Goal of the exercise
Looking at the listing below, work out the number of lines where the string "notes" shows up, and give that number only.

--- START ---

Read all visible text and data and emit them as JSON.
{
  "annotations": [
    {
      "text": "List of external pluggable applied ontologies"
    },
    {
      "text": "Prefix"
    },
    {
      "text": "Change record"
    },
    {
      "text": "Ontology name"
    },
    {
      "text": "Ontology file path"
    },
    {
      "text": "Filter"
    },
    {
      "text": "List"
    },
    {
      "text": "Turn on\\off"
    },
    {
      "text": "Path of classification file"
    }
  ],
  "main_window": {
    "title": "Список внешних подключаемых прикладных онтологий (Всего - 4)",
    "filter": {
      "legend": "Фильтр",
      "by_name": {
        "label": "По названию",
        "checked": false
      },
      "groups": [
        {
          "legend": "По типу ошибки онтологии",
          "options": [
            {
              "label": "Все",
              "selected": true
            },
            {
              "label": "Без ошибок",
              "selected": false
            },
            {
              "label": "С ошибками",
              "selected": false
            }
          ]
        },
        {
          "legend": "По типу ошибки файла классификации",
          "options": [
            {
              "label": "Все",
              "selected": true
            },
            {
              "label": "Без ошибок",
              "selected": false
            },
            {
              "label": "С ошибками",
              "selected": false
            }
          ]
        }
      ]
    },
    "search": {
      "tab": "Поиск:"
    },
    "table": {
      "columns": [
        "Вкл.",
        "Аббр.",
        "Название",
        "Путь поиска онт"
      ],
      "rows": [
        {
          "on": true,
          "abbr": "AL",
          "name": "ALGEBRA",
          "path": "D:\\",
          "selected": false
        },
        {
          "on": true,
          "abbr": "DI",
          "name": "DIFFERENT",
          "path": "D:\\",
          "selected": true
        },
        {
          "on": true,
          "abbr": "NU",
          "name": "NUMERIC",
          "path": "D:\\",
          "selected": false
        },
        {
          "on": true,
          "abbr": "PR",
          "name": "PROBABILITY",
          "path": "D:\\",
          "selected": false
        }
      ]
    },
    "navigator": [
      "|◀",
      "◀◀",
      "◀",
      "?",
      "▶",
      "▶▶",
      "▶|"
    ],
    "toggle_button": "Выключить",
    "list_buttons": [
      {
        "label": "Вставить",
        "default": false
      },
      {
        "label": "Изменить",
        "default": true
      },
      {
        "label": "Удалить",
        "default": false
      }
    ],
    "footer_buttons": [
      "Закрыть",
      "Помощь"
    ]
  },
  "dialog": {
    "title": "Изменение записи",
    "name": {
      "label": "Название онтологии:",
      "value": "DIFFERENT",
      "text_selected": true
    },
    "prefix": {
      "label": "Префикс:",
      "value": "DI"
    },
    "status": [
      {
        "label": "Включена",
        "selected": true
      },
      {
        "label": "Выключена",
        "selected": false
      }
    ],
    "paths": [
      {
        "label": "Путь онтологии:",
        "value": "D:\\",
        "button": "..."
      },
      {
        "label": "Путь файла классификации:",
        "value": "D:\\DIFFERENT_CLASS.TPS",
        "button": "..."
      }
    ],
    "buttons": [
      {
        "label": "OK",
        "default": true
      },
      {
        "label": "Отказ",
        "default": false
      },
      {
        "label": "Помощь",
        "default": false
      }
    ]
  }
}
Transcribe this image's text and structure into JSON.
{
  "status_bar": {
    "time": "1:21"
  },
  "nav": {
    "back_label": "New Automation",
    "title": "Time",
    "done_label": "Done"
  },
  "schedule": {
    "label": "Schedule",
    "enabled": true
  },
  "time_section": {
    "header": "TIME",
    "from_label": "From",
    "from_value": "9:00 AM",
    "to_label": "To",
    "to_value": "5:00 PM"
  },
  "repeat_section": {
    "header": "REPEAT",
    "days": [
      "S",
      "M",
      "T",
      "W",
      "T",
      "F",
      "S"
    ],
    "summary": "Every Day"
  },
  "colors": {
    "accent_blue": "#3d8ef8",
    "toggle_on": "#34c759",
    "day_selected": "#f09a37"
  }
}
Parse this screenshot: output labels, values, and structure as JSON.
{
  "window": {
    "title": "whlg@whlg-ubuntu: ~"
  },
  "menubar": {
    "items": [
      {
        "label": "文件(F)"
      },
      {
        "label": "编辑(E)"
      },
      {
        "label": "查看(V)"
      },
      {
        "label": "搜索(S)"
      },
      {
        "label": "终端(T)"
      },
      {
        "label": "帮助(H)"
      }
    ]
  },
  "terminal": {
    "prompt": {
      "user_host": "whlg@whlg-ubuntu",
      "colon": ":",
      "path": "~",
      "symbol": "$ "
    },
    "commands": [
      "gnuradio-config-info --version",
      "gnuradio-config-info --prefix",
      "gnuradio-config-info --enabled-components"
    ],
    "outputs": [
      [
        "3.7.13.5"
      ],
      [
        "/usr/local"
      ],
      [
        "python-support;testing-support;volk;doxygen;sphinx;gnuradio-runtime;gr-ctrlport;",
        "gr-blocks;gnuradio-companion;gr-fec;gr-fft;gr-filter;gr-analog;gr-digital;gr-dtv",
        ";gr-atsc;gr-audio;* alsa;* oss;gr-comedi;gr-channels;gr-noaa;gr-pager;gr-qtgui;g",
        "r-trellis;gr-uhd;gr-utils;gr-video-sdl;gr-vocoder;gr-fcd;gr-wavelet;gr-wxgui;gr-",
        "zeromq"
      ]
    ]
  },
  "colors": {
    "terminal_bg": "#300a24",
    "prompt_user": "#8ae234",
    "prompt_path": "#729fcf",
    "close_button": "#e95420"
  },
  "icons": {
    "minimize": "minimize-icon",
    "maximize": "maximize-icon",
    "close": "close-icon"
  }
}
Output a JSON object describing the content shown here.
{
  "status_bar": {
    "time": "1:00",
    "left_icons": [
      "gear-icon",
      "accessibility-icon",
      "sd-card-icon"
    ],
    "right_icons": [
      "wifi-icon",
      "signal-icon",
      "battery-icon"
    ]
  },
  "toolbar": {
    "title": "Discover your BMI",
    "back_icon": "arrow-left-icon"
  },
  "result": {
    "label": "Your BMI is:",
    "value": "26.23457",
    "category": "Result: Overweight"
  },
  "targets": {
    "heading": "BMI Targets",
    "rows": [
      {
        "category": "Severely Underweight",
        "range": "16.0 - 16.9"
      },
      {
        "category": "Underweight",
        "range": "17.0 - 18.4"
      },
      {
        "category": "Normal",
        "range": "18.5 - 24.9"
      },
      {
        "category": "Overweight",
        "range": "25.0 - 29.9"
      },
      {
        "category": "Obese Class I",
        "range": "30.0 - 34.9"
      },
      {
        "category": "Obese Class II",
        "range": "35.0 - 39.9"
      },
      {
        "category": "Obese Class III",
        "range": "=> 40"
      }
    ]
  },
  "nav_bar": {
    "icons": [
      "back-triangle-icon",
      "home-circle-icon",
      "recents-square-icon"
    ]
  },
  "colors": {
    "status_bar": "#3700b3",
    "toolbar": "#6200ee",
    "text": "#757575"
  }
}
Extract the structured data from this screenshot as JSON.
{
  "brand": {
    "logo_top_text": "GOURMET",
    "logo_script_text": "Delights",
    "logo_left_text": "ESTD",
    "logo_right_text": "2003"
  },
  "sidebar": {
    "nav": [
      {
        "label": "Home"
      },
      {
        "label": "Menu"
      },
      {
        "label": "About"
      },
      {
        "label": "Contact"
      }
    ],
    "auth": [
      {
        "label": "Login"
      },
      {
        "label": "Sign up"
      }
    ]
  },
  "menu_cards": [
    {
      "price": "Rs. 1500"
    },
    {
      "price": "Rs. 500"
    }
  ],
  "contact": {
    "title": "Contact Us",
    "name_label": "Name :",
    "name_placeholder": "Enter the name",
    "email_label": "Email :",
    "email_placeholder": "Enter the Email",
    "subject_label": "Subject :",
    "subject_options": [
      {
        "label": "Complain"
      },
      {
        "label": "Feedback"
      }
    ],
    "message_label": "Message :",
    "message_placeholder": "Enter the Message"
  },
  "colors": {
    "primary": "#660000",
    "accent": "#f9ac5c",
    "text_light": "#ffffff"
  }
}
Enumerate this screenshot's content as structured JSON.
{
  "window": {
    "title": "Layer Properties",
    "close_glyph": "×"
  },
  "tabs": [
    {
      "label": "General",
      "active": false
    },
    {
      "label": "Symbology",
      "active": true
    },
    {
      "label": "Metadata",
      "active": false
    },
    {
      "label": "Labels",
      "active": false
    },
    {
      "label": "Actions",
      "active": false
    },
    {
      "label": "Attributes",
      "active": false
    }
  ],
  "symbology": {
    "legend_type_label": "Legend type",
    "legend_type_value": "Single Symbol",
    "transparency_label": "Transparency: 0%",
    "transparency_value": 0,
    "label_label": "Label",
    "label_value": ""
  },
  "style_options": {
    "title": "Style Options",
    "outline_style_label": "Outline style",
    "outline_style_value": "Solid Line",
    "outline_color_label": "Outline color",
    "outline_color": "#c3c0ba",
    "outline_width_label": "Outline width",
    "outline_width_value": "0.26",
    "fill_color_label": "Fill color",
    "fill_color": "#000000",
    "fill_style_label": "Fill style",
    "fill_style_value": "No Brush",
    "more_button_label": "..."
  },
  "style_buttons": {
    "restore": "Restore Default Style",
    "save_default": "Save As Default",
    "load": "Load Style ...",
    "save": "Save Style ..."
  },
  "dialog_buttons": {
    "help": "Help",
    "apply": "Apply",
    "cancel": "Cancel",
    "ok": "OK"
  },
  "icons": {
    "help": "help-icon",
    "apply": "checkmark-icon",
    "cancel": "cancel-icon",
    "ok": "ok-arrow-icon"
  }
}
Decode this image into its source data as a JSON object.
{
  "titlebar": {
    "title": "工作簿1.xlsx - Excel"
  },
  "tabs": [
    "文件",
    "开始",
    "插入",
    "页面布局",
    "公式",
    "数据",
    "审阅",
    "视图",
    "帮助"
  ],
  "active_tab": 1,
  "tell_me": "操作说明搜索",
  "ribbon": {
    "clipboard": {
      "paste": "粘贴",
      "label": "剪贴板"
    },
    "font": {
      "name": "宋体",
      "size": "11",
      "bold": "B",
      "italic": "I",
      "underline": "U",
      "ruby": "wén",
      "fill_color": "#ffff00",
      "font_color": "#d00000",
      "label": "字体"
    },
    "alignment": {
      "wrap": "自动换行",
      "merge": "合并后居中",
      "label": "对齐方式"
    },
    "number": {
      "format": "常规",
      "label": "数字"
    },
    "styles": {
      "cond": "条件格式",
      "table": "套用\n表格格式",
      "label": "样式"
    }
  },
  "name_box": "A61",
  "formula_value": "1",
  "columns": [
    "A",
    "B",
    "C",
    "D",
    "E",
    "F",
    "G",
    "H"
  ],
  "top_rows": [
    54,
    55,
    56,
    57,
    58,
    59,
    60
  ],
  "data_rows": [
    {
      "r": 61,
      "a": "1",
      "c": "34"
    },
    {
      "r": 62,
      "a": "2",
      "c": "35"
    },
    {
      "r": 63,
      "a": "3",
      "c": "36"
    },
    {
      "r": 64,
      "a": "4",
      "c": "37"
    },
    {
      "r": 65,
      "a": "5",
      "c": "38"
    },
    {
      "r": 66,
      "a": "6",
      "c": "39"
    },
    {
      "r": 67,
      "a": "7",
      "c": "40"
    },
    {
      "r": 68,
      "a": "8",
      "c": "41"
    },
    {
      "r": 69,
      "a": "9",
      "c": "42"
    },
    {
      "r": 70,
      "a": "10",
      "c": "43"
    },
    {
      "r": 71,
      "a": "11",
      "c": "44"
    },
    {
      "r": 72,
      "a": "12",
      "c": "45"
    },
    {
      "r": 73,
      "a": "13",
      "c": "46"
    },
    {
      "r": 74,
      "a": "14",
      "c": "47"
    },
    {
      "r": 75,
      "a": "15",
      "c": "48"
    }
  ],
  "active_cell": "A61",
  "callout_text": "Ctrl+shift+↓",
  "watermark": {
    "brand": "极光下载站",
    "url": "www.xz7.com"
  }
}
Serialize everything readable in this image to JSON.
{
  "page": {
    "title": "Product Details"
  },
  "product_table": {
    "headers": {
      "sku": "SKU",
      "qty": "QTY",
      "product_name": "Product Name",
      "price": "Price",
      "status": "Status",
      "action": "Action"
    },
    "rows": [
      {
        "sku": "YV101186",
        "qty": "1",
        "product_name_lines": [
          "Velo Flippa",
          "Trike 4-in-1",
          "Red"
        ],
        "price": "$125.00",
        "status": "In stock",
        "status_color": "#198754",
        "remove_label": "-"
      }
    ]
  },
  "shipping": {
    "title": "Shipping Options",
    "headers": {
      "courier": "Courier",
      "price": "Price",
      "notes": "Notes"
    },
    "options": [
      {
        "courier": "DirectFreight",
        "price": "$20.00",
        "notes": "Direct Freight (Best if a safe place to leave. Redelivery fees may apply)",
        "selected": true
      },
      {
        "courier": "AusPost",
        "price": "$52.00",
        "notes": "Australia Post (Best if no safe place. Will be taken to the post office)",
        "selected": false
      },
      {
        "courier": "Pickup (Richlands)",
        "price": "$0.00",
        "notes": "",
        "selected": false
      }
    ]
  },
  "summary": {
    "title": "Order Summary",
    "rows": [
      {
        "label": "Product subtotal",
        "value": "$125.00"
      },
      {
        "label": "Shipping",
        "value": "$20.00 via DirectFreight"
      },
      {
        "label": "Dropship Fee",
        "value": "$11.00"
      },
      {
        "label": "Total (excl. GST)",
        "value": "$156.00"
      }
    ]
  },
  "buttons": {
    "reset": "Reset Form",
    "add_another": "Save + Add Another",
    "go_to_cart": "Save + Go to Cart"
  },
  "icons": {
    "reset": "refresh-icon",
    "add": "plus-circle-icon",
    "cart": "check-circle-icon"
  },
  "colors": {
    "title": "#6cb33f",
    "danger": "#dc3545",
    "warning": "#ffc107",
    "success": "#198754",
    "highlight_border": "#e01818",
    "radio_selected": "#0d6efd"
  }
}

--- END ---

Answer to this problem
4